EXERCISE AIM: Could you set down the records below exactly as they are, with no pictures?

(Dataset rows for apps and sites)
━━━━━━━━━━
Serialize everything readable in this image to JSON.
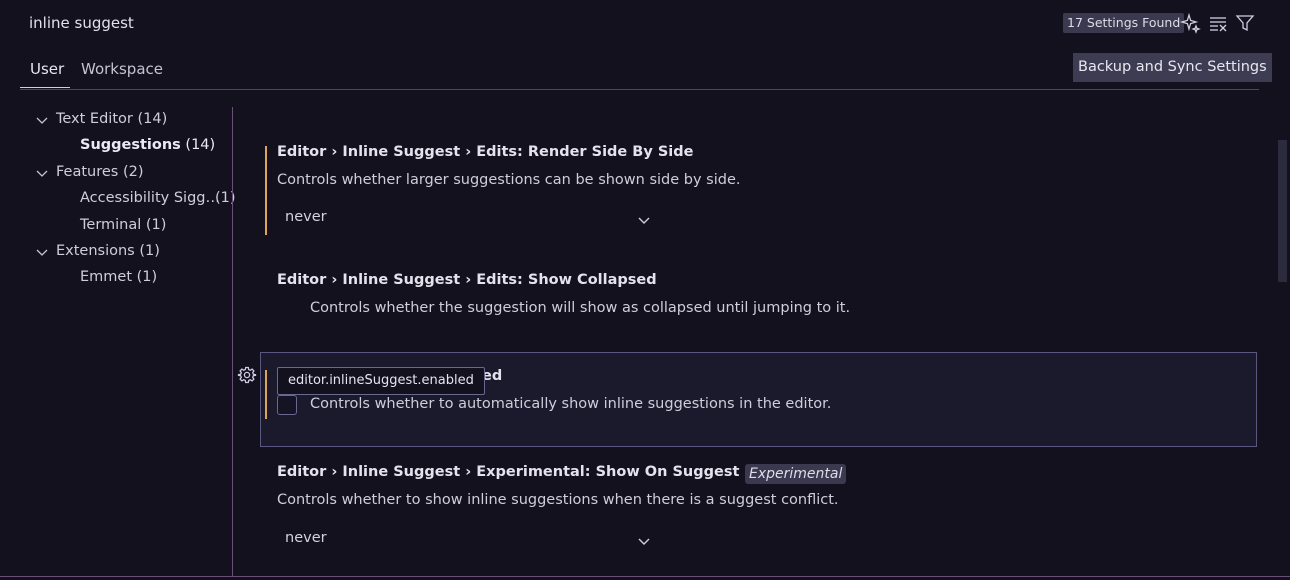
{
  "header": {
    "search_value": "inline suggest",
    "results_count": "17 Settings Found",
    "tabs": [
      {
        "label": "User"
      },
      {
        "label": "Workspace"
      }
    ],
    "backup_label": "Backup and Sync Settings"
  },
  "tree": [
    {
      "label": "Text Editor",
      "count": "(14)"
    },
    {
      "label": "Suggestions",
      "count": "(14)"
    },
    {
      "label": "Features",
      "count": "(2)"
    },
    {
      "label": "Accessibility Sigg…",
      "count": "(1)"
    },
    {
      "label": "Terminal",
      "count": "(1)"
    },
    {
      "label": "Extensions",
      "count": "(1)"
    },
    {
      "label": "Emmet",
      "count": "(1)"
    }
  ],
  "settings": {
    "render_side_by_side": {
      "title": "Editor › Inline Suggest › Edits: Render Side By Side",
      "description": "Controls whether larger suggestions can be shown side by side.",
      "value": "never"
    },
    "show_collapsed": {
      "title": "Editor › Inline Suggest › Edits: Show Collapsed",
      "description": "Controls whether the suggestion will show as collapsed until jumping to it."
    },
    "enabled": {
      "title_tail": "ed",
      "tooltip": "editor.inlineSuggest.enabled",
      "description": "Controls whether to automatically show inline suggestions in the editor.",
      "checked": false
    },
    "suggest_conflict": {
      "title": "Editor › Inline Suggest › Experimental: Show On Suggest Conflict",
      "tag": "Experimental",
      "description": "Controls whether to show inline suggestions when there is a suggest conflict.",
      "value": "never"
    }
  },
  "colors": {
    "background": "#13111e",
    "modified_indicator": "#e0a456",
    "badge_bg": "#3b3950",
    "focus_border": "#5a5880"
  }
}
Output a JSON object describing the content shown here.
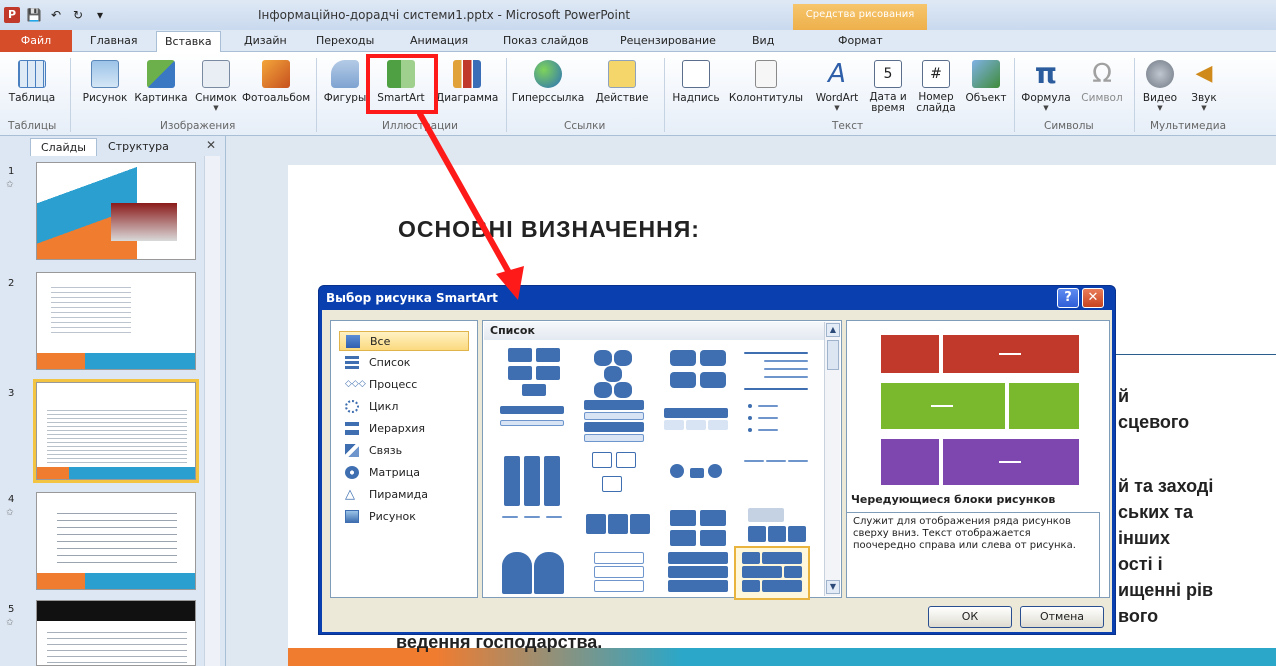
{
  "window": {
    "title": "Інформаційно-дорадчі системи1.pptx - Microsoft PowerPoint",
    "context_tab_group": "Средства рисования"
  },
  "tabs": [
    "Файл",
    "Главная",
    "Вставка",
    "Дизайн",
    "Переходы",
    "Анимация",
    "Показ слайдов",
    "Рецензирование",
    "Вид",
    "Формат"
  ],
  "ribbon": {
    "buttons": {
      "table": "Таблица",
      "picture": "Рисунок",
      "clipart": "Картинка",
      "screenshot": "Снимок",
      "album": "Фотоальбом",
      "shapes": "Фигуры",
      "smartart": "SmartArt",
      "chart": "Диаграмма",
      "hyperlink": "Гиперссылка",
      "action": "Действие",
      "textbox": "Надпись",
      "headerfooter": "Колонтитулы",
      "wordart": "WordArt",
      "datetime": "Дата и время",
      "slidenum": "Номер слайда",
      "object": "Объект",
      "equation": "Формула",
      "symbol": "Символ",
      "video": "Видео",
      "audio": "Звук"
    },
    "groups": {
      "tables": "Таблицы",
      "images": "Изображения",
      "illustrations": "Иллюстрации",
      "links": "Ссылки",
      "text": "Текст",
      "symbols": "Символы",
      "media": "Мультимедиа"
    }
  },
  "slide_pane": {
    "tab_slides": "Слайды",
    "tab_outline": "Структура",
    "close": "✕",
    "thumbs": [
      {
        "num": "1"
      },
      {
        "num": "2"
      },
      {
        "num": "3"
      },
      {
        "num": "4"
      },
      {
        "num": "5"
      }
    ]
  },
  "slide": {
    "title": "ОСНОВНІ ВИЗНАЧЕННЯ:",
    "fragments": [
      "й",
      "сцевого",
      "й та заході",
      "ських та",
      "інших",
      "ості і",
      "ищенні рів",
      "вого",
      "ведення господарства."
    ]
  },
  "dialog": {
    "title": "Выбор рисунка SmartArt",
    "help": "?",
    "close": "✕",
    "categories": [
      "Все",
      "Список",
      "Процесс",
      "Цикл",
      "Иерархия",
      "Связь",
      "Матрица",
      "Пирамида",
      "Рисунок"
    ],
    "gallery_header": "Список",
    "preview_name": "Чередующиеся блоки рисунков",
    "preview_desc": "Служит для отображения ряда рисунков сверху вниз. Текст отображается поочередно справа или слева от рисунка.",
    "ok": "ОК",
    "cancel": "Отмена"
  },
  "colors": {
    "accent_red": "#ff1a1a",
    "preview_red": "#c0392b",
    "preview_green": "#7ab82e",
    "preview_purple": "#7e47b0",
    "dialog_title": "#0a3fb0"
  }
}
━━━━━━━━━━
ANSWER BOX:
Serialize everything readable in this image to JSON.
{
  "header": {
    "search_value": "inline suggest",
    "results_count": "17 Settings Found",
    "tabs": [
      {
        "label": "User"
      },
      {
        "label": "Workspace"
      }
    ],
    "backup_label": "Backup and Sync Settings"
  },
  "tree": [
    {
      "label": "Text Editor",
      "count": "(14)"
    },
    {
      "label": "Suggestions",
      "count": "(14)"
    },
    {
      "label": "Features",
      "count": "(2)"
    },
    {
      "label": "Accessibility Sigg…",
      "count": "(1)"
    },
    {
      "label": "Terminal",
      "count": "(1)"
    },
    {
      "label": "Extensions",
      "count": "(1)"
    },
    {
      "label": "Emmet",
      "count": "(1)"
    }
  ],
  "settings": {
    "render_side_by_side": {
      "title": "Editor › Inline Suggest › Edits: Render Side By Side",
      "description": "Controls whether larger suggestions can be shown side by side.",
      "value": "never"
    },
    "show_collapsed": {
      "title": "Editor › Inline Suggest › Edits: Show Collapsed",
      "description": "Controls whether the suggestion will show as collapsed until jumping to it."
    },
    "enabled": {
      "title_tail": "ed",
      "tooltip": "editor.inlineSuggest.enabled",
      "description": "Controls whether to automatically show inline suggestions in the editor.",
      "checked": false
    },
    "suggest_conflict": {
      "title": "Editor › Inline Suggest › Experimental: Show On Suggest Conflict",
      "tag": "Experimental",
      "description": "Controls whether to show inline suggestions when there is a suggest conflict.",
      "value": "never"
    }
  },
  "colors": {
    "background": "#13111e",
    "modified_indicator": "#e0a456",
    "badge_bg": "#3b3950",
    "focus_border": "#5a5880"
  }
}
Output a JSON object describing the content shown here.
{
  "window": {
    "title": "Інформаційно-дорадчі системи1.pptx - Microsoft PowerPoint",
    "context_tab_group": "Средства рисования"
  },
  "tabs": [
    "Файл",
    "Главная",
    "Вставка",
    "Дизайн",
    "Переходы",
    "Анимация",
    "Показ слайдов",
    "Рецензирование",
    "Вид",
    "Формат"
  ],
  "ribbon": {
    "buttons": {
      "table": "Таблица",
      "picture": "Рисунок",
      "clipart": "Картинка",
      "screenshot": "Снимок",
      "album": "Фотоальбом",
      "shapes": "Фигуры",
      "smartart": "SmartArt",
      "chart": "Диаграмма",
      "hyperlink": "Гиперссылка",
      "action": "Действие",
      "textbox": "Надпись",
      "headerfooter": "Колонтитулы",
      "wordart": "WordArt",
      "datetime": "Дата и время",
      "slidenum": "Номер слайда",
      "object": "Объект",
      "equation": "Формула",
      "symbol": "Символ",
      "video": "Видео",
      "audio": "Звук"
    },
    "groups": {
      "tables": "Таблицы",
      "images": "Изображения",
      "illustrations": "Иллюстрации",
      "links": "Ссылки",
      "text": "Текст",
      "symbols": "Символы",
      "media": "Мультимедиа"
    }
  },
  "slide_pane": {
    "tab_slides": "Слайды",
    "tab_outline": "Структура",
    "close": "✕",
    "thumbs": [
      {
        "num": "1"
      },
      {
        "num": "2"
      },
      {
        "num": "3"
      },
      {
        "num": "4"
      },
      {
        "num": "5"
      }
    ]
  },
  "slide": {
    "title": "ОСНОВНІ ВИЗНАЧЕННЯ:",
    "fragments": [
      "й",
      "сцевого",
      "й та заході",
      "ських та",
      "інших",
      "ості і",
      "ищенні рів",
      "вого",
      "ведення господарства."
    ]
  },
  "dialog": {
    "title": "Выбор рисунка SmartArt",
    "help": "?",
    "close": "✕",
    "categories": [
      "Все",
      "Список",
      "Процесс",
      "Цикл",
      "Иерархия",
      "Связь",
      "Матрица",
      "Пирамида",
      "Рисунок"
    ],
    "gallery_header": "Список",
    "preview_name": "Чередующиеся блоки рисунков",
    "preview_desc": "Служит для отображения ряда рисунков сверху вниз. Текст отображается поочередно справа или слева от рисунка.",
    "ok": "ОК",
    "cancel": "Отмена"
  },
  "colors": {
    "accent_red": "#ff1a1a",
    "preview_red": "#c0392b",
    "preview_green": "#7ab82e",
    "preview_purple": "#7e47b0",
    "dialog_title": "#0a3fb0"
  }
}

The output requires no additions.